So many children were killed by the blizzard that swept the Plains states on January 12, 1888, that the storm became known as "the Children's Blizzard." Beginning Saturday, you'll be able to learn more about this storm at Homestead National Monument of America in Nebraska.
An Omaha Children's Museum traveling exhibit inspired by the poetry book, "The Blizzard Voices," will be at the national monument Saturday through May 7. It features two interactive kiosks inspired by this book by Ted Kooser, the former U.S. poet laureate and winner of the 2005 Pulitzer Prize in Poetry. Mr. Kooser will read from this book at the Homestead Education Center this coming Sunday at 1 p.m.
"The Blizzard Voices" is based on the horrific blizzard that struck the Great Plains on January 12, 1888, leaving over 230 dead, many of them children.
"We rely on the stories and observations of the past to help us to prepare for future occurrences. This interactive traveling exhibit delves into these stories and the lessons they hold," said Matt Walker, traveling exhibits coordinator.
The History Kiosk features an interactive clock that reveals the events of the blizzard day. As students turn the second-hand of the clock, a circle window rotates around revealing a description of what took place at approximately each hour of the day. As the clock rotates, a thermometer drops in temperature. This interactive stresses how quickly the storm swept through the region and how fast the temperature changed.

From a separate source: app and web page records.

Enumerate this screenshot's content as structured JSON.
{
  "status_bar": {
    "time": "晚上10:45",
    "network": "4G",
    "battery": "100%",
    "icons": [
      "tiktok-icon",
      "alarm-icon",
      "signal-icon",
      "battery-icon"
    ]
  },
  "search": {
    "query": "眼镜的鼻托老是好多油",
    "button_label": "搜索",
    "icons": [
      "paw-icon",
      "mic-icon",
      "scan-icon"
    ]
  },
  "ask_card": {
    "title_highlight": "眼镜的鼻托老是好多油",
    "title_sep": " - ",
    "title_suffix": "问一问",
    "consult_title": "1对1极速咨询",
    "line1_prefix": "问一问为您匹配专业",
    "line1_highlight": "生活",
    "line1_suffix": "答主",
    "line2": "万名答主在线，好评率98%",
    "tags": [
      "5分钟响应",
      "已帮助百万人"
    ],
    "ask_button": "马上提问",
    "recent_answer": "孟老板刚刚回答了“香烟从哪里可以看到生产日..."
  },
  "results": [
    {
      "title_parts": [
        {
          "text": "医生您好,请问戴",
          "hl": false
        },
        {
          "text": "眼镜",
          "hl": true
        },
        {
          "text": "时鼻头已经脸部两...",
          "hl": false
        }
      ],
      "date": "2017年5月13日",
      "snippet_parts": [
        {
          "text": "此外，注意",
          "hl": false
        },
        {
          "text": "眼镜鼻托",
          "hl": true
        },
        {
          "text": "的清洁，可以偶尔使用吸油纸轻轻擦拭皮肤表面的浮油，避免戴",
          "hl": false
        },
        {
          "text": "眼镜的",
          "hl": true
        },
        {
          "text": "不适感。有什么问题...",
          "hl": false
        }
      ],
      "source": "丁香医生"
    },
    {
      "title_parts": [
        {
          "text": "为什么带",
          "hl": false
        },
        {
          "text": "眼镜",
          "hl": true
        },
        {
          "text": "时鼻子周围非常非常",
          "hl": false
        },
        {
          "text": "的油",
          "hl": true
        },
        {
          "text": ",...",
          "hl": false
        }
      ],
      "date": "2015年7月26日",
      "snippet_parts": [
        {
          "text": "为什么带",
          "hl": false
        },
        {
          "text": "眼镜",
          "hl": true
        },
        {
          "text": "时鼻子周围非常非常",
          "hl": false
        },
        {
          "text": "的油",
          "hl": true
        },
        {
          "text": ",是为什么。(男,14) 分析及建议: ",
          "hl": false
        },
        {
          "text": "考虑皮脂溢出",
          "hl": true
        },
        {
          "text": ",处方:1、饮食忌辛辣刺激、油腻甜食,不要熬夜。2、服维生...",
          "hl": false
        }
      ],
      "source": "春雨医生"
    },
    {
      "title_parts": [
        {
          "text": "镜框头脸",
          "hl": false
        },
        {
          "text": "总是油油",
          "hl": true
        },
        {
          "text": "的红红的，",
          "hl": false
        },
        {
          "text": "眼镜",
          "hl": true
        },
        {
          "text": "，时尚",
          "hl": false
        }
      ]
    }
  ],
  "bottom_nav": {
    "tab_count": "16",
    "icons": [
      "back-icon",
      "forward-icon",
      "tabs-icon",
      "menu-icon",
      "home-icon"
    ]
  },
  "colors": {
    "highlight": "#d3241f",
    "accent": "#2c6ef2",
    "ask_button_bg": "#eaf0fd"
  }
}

To the right of the clock, two cords of rope hang from the kiosk wall. Students can extend both ropes to their full length. The first rope measures the distance people standing 6 feet from one another in the storm could no longer hear each other due to the loud volume of winds blowing. The second rope shows how people could only see 2 feet in front of them as the thick snow came down from the sky.
The other side of the History Kiosk explains how people throughout history have used folklore as a means to predict weather and how these observations are still relevant today.
The Art Kiosk will illustrate the devastation of a blizzard storm in terms of its beauty by investigating the art of the snowflake. Students will have opportunities to express themselves artistically and poetically in conjunction with the art of quilting on the other side of the Art Kiosk.
The exhibit opens Saturday with special activities from 1 p.m. to 3 p.m. for children. Rose Fetty, a former first grade teacher, will read "The Schoolchildren's Blizzard" by Marty Rhodes Figley. This fast-paced, high interest tale set in Nebraska is based on the true story of Minnie Freeman, a teacher who led her students to safety through the deadly blizzard. A mural of Minnie Freeman's heroics hangs in the Capital Building in Lincoln, Nebraska.